Think of the brain as a network of highways, says Shauna Shapiro, Santa Clara University Professor of Counseling Psychology. The roads you use most—your common practices and reactions—are the paved and well-traveled highways. These are your habits. Everything else—the narrow country roads and dirt trail, perhaps overgrown weeds or obstructed by fallen trees—those are the practices you don’t use as often. The ones you’d like to adopt but haven’t yet. Your non-habits.

Now, consider gratitude. For me, being grateful is one of those country roads. Gratitude requires intentionality—a pause from the natural impulse to obsess within and instead look outward. To consider every person and force around you and the role it plays in making you happy, successful, valued, and welcomed.

To tap into gratitude takes more than a holiday every November. It takes practice.

Back to Shapiro: “Our repeated experiences shape our brain,” she says. “What we practice becomes stronger. Everything we practice, every single moment matters.”

To be grateful is to be aware. Identifying the ways your community supports you—from people to organizations and entities, everything you take for granted—illuminates your role and value within it.

You might even see where others need your help and aren’t getting it. It’s powerful stuff.

Take the story of Professor Emeritus Francisco Jiménez, a child of migrant laborers who was hauled from a California classroom by immigration officials when he was a boy and deported to Mexico. He returned and in the decades since, his writing and teaching have inspired millions.
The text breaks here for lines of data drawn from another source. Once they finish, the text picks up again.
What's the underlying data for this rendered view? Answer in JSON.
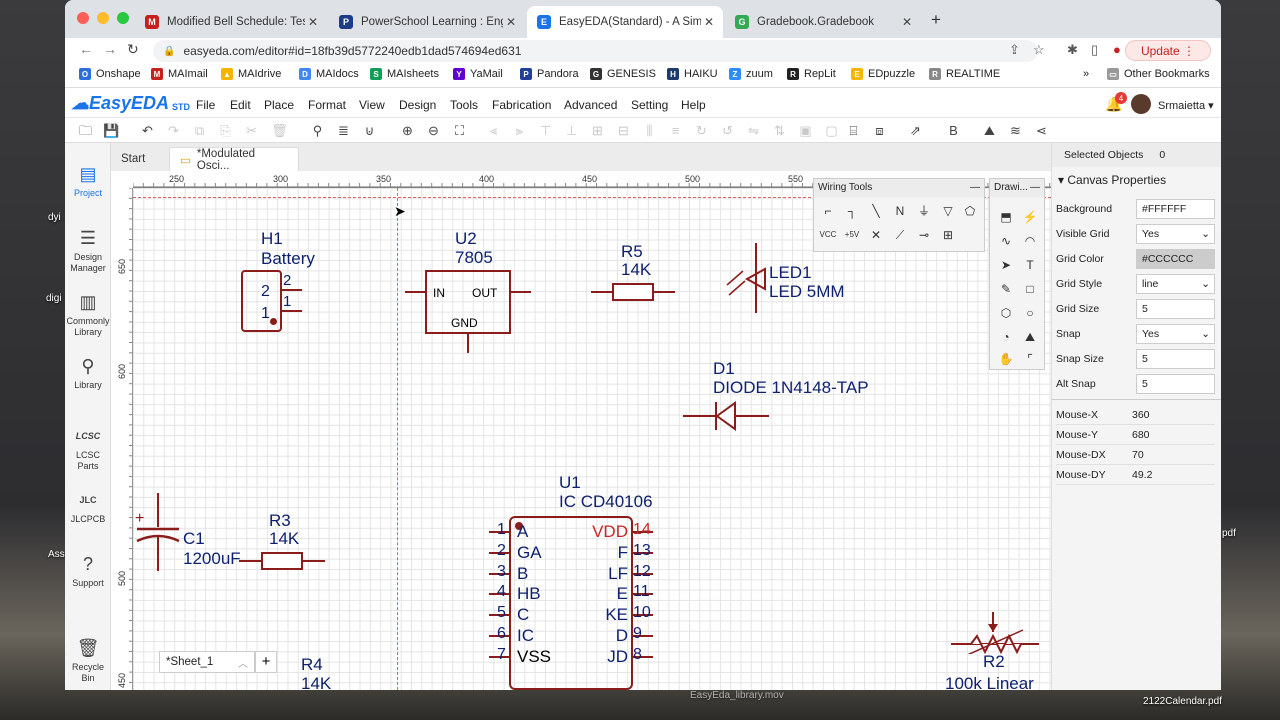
{
  "desktop": {
    "label1": "dyi",
    "label2": "digi",
    "label3": "Ass",
    "label4": "pdf",
    "file_mov": "EasyEda_library.mov",
    "file_pdf": "2122Calendar.pdf"
  },
  "browser": {
    "tabs": [
      "Modified Bell Schedule: Testing",
      "PowerSchool Learning : Engine",
      "EasyEDA(Standard) - A Simple",
      "Gradebook.Gradebook"
    ],
    "url": "easyeda.com/editor#id=18fb39d5772240edb1dad574694ed631",
    "update_label": "Update"
  },
  "bookmarks": [
    "Onshape",
    "MAImail",
    "MAIdrive",
    "MAIdocs",
    "MAIsheets",
    "YaMail",
    "Pandora",
    "GENESIS",
    "HAIKU",
    "zuum",
    "RepLit",
    "EDpuzzle",
    "REALTIME"
  ],
  "bookmarks_other": "Other Bookmarks",
  "app": {
    "brand": "EasyEDA",
    "edition": "STD",
    "menu": [
      "File",
      "Edit",
      "Place",
      "Format",
      "View",
      "Design",
      "Tools",
      "Fabrication",
      "Advanced",
      "Setting",
      "Help"
    ],
    "notifications": "4",
    "user": "Srmaietta"
  },
  "sidebar": [
    "Project",
    "Design Manager",
    "Commonly Library",
    "Library",
    "LCSC Parts",
    "JLCPCB",
    "Support",
    "Recycle Bin"
  ],
  "doc_tabs": [
    "Start",
    "*Modulated Osci..."
  ],
  "ruler": {
    "h": [
      "250",
      "300",
      "350",
      "400",
      "450",
      "500",
      "550"
    ],
    "v": [
      "650",
      "600",
      "500",
      "450"
    ]
  },
  "schematic": {
    "h1": {
      "ref": "H1",
      "value": "Battery",
      "pins": [
        "2",
        "1",
        "2",
        "1"
      ]
    },
    "u2": {
      "ref": "U2",
      "value": "7805",
      "pins": [
        "IN",
        "OUT",
        "GND"
      ]
    },
    "r5": {
      "ref": "R5",
      "value": "14K"
    },
    "led1": {
      "ref": "LED1",
      "value": "LED 5MM"
    },
    "d1": {
      "ref": "D1",
      "value": "DIODE 1N4148-TAP"
    },
    "u1": {
      "ref": "U1",
      "value": "IC CD40106",
      "left_pins": [
        {
          "num": "1",
          "name": "A"
        },
        {
          "num": "2",
          "name": "GA"
        },
        {
          "num": "3",
          "name": "B"
        },
        {
          "num": "4",
          "name": "HB"
        },
        {
          "num": "5",
          "name": "C"
        },
        {
          "num": "6",
          "name": "IC"
        },
        {
          "num": "7",
          "name": "VSS"
        }
      ],
      "right_pins": [
        {
          "num": "14",
          "name": "VDD"
        },
        {
          "num": "13",
          "name": "F"
        },
        {
          "num": "12",
          "name": "LF"
        },
        {
          "num": "11",
          "name": "E"
        },
        {
          "num": "10",
          "name": "KE"
        },
        {
          "num": "9",
          "name": "D"
        },
        {
          "num": "8",
          "name": "JD"
        }
      ]
    },
    "c1": {
      "ref": "C1",
      "value": "1200uF"
    },
    "r3": {
      "ref": "R3",
      "value": "14K"
    },
    "r4": {
      "ref": "R4",
      "value": "14K"
    },
    "r2": {
      "ref": "R2",
      "value": "100k Linear"
    }
  },
  "panels": {
    "wiring_title": "Wiring Tools",
    "drawing_title": "Drawi..."
  },
  "sheet": {
    "name": "*Sheet_1"
  },
  "properties": {
    "selected_label": "Selected Objects",
    "selected_count": "0",
    "section": "Canvas Properties",
    "rows": [
      {
        "k": "Background",
        "v": "#FFFFFF"
      },
      {
        "k": "Visible Grid",
        "v": "Yes"
      },
      {
        "k": "Grid Color",
        "v": "#CCCCCC"
      },
      {
        "k": "Grid Style",
        "v": "line"
      },
      {
        "k": "Grid Size",
        "v": "5"
      },
      {
        "k": "Snap",
        "v": "Yes"
      },
      {
        "k": "Snap Size",
        "v": "5"
      },
      {
        "k": "Alt Snap",
        "v": "5"
      }
    ],
    "mouse": [
      {
        "k": "Mouse-X",
        "v": "360"
      },
      {
        "k": "Mouse-Y",
        "v": "680"
      },
      {
        "k": "Mouse-DX",
        "v": "70"
      },
      {
        "k": "Mouse-DY",
        "v": "49.2"
      }
    ]
  }
}
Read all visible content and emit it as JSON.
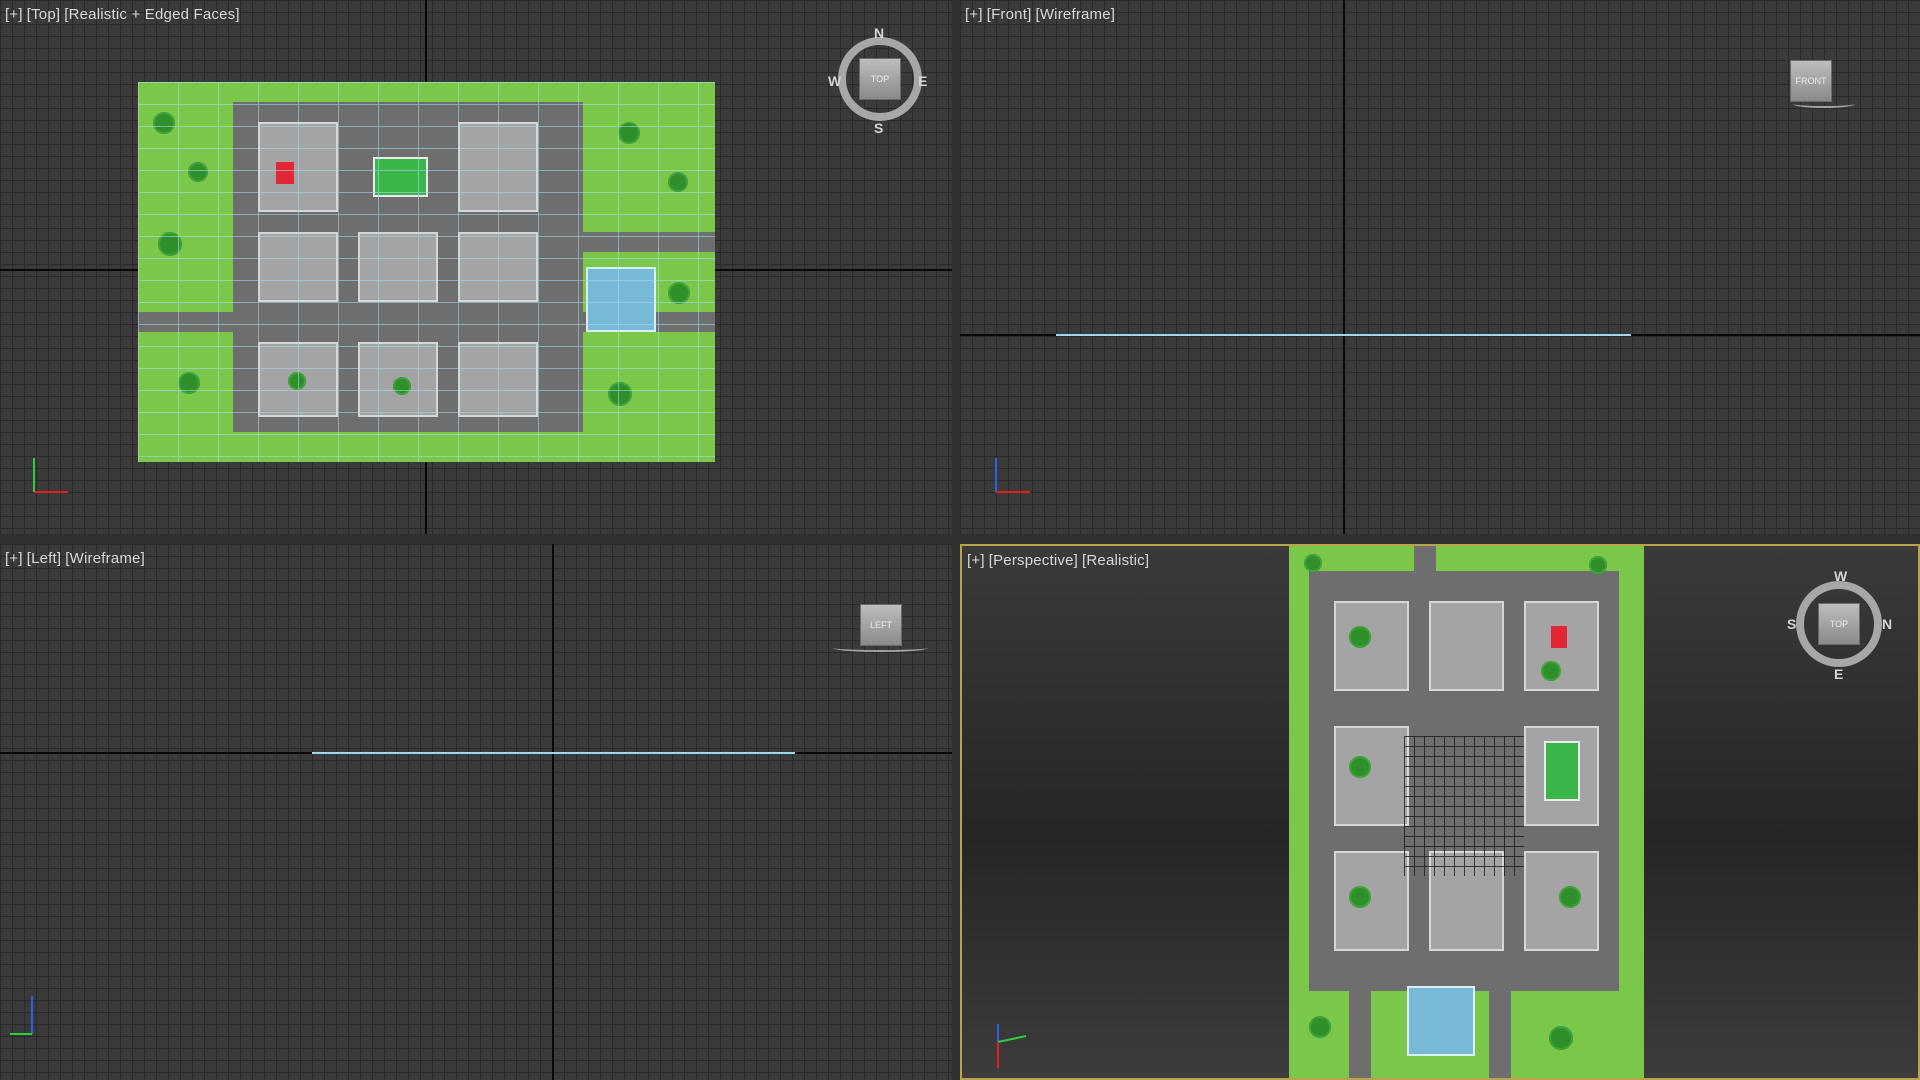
{
  "viewports": {
    "top": {
      "plus": "[+]",
      "view": "[Top]",
      "shading": "[Realistic + Edged Faces]",
      "cube_label": "TOP",
      "compass": {
        "n": "N",
        "s": "S",
        "e": "E",
        "w": "W"
      }
    },
    "front": {
      "plus": "[+]",
      "view": "[Front]",
      "shading": "[Wireframe]",
      "cube_label": "FRONT"
    },
    "left": {
      "plus": "[+]",
      "view": "[Left]",
      "shading": "[Wireframe]",
      "cube_label": "LEFT"
    },
    "perspective": {
      "plus": "[+]",
      "view": "[Perspective]",
      "shading": "[Realistic]",
      "cube_label": "TOP",
      "compass": {
        "n": "N",
        "s": "S",
        "e": "E",
        "w": "W"
      }
    }
  },
  "axes": {
    "x": "x",
    "y": "y",
    "z": "z"
  },
  "colors": {
    "grid_bg": "#3a3a3a",
    "grid_line": "#2a2a2a",
    "active_border": "#b8a24a",
    "selection": "#9fd7ef",
    "grass": "#7bc74a"
  }
}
Or right here on campus: gratitude for the vital and trivial. Our magazine interns talked to students around campus about all they’re thankful for: everything from God, family, and opportunity to water fountains, text messages, perfect emerald green rulers, and Kevin Durant.

And from here across the globe: Santa Clara Magazine editor Steven Boyd Saum served as an election observer in Belarus, where there hasn’t been a free and fair election in more than two decades. When people in Belarus say their vote doesn’t matter, that might mean something. Likewise, the survival of a liberal democracy relies upon a free press—not something we can take for granted there or here.

Wherever you are, how about gratitude for mindfulness? For years, experts thought each person had a baseline of happiness. In her work, Shauna Shapiro has seen how repeated experiences shape our brain. While money and success won’t affect your happiness, changing the landscape of your brain can. How amazing is that?

In times of upheaval, pausing to acknowledge the blessings outside yourself—from the joy of watching the Warriors to the load-bearing pillars of religion—can be the best respite. This Thanksgiving, take a deep breath and lean into gratitude. Dive into it.

Feel better? Well, keep practicing.

Detail from “The Valley Then and Now” mural by Gerald Sullivan, S.J.